“World Digital Economy - E-Government, E-Health and E-Education Transforming Services”
Vital Services Depend On Internet
The latest annual publication by BuddeComm titled: Global Digital Economy - E-Government, E-Heath and E-Education provides key global insights and statistics for these increasingly important sectors which are becoming vital in society.
After some five years of public debate on the national broadband network it is heartening to see that more and more people are getting the message that the network means more than just fast internet access. Increasingly key decision-makers in business and government are reaching an understanding of the transformation that is underway in the economy and the importance of developments in e-health, e-government and e-education to society.
BuddeComm's new annual publication explores these important trends and includes key statistics as well as a unique regional overview provided by BuddeComm's Senior Analysts.
- Key insights into the Internet Economy as a whole;
- Trends in e-government;
- Trends in e-health;
- Trends in e-education;
- Key insights into e-security and e-governance;
- Analysis of the WCIT conference in 2012;
- The importance of net neutrality to Internet progress;
- Key insights into the big picture of smart communities;
- Unique regional overviews written by BuddeComm's Senior Analysts.
- In 2012 the Internet Economy was worth around $2.5 trillion across the G-20 economies;
- In June 2011 the OECD highlighted that the strength and dynamism of the Internet depends on its ease of access to high speed networks, openness, and on user confidence;
- It is becoming recognised that the importance of internet infrastructure goes far beyond trivial entertainment purposes and it is actually a national utility that delivers important social and economic benefits beyond telco profits;
- Maintaining net neutrality is important to the progress and innovation of these valuable social services;
- The education sector is shaping up as a leader in the rapidly evolving digital society. Large numbers of schools and institutions have embarked on tele-education extensions to their curriculum. Some are perhaps not particularly high-tech but, in general, great beginnings have been made;
- E-health and m-health in particular is an example of how broadband is important for social reasons beyond Internet access, especially in the developing markets of the world;

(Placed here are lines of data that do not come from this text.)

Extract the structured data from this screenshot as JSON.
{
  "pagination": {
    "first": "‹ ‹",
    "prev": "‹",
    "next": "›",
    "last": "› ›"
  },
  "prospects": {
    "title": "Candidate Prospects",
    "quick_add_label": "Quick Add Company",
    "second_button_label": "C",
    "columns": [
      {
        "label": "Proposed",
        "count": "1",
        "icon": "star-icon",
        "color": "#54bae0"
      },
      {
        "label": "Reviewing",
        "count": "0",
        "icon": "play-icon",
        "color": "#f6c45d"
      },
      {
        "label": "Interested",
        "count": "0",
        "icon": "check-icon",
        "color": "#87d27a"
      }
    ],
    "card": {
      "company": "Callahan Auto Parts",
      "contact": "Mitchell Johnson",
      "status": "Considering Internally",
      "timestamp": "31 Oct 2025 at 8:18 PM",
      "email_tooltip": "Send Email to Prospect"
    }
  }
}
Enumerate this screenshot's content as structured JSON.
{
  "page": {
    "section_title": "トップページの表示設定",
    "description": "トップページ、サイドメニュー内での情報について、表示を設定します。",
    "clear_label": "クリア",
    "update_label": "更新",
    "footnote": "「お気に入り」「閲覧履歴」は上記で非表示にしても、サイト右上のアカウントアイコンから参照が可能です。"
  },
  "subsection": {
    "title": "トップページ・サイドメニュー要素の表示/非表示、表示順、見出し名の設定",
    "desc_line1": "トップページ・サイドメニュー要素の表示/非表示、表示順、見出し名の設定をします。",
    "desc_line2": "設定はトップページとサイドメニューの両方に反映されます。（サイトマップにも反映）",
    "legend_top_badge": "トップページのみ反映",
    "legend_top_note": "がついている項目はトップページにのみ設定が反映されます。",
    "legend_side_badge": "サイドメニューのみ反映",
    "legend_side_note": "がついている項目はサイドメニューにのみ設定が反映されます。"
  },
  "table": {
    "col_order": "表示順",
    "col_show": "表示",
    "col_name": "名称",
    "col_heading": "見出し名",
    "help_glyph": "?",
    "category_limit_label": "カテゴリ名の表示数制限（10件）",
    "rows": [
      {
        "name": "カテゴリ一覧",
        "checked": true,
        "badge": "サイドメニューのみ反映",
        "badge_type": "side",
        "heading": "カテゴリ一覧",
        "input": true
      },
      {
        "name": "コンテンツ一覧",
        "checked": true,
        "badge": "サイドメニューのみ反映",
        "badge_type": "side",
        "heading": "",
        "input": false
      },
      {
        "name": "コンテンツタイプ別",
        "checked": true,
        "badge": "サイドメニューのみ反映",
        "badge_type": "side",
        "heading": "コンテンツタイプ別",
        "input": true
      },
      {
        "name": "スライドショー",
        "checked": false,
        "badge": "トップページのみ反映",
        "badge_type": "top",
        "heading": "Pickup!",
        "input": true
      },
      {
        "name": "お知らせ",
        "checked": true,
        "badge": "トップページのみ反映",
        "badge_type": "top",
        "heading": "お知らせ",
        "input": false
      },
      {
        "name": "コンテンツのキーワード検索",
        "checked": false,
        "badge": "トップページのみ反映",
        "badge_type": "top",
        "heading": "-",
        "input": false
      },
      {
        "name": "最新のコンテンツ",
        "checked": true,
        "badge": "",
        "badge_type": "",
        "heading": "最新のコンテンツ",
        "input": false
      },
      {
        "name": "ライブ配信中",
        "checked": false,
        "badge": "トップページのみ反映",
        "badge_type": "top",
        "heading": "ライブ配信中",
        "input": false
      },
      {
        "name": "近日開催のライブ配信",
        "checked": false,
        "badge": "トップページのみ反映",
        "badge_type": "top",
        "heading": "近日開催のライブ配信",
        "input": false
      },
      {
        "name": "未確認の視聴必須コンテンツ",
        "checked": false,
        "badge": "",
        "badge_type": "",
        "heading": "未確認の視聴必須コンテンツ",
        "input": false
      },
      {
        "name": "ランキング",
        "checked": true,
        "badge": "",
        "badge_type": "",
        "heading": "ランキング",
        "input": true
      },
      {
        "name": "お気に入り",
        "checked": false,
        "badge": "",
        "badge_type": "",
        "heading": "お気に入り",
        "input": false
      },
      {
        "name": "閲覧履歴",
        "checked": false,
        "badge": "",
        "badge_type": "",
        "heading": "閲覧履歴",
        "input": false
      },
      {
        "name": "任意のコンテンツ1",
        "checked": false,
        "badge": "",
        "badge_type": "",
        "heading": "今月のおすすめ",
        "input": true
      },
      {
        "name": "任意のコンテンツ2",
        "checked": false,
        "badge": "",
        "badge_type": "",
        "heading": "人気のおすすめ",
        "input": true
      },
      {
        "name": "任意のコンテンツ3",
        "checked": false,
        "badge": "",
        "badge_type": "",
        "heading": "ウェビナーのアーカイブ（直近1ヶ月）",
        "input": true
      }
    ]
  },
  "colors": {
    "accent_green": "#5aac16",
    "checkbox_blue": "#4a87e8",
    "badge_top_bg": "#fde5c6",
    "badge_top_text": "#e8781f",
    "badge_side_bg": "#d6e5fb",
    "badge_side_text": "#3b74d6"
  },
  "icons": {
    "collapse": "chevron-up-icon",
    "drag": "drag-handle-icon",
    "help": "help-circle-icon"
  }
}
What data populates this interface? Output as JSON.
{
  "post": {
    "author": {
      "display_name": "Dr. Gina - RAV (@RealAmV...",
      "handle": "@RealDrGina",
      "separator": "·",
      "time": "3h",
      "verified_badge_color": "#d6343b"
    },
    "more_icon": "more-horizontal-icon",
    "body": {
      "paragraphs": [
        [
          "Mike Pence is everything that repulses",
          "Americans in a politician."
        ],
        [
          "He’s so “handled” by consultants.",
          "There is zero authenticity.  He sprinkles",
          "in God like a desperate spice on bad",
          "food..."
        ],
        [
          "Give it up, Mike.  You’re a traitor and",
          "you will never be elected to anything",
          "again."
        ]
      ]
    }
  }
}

- The Latin American and Caribbean (LAC) region as a whole shows a large variety of e-health initiatives, particularly in the area of long-distance medicine, to promote health care in remote areas;
- The Internet holds the potential to bring vast improvements in key areas where Africa lags behind most of the rest of the world: government, health and education;
- South Korea has consistently ranked in the top ten of the United Nations Global E-Government Survey;
- Access to e-services in the Middle East is improving due to improved broadband access in terms of speeds, cost and availability. Much of the growth in recent years has been underpinned by mobile broadband;
- The Australian Government is a leader in strategic trans-sector thinking, linking e-health developments to the National Broadband Network;European governments have put in place various mechanisms to exploit the region's fixed-line and mobile broadband infrastructure to enable citizens to interact with a number of government agencies.
For more information visit http://www.researchandmarkets.com/research/r3tpc3/world_digital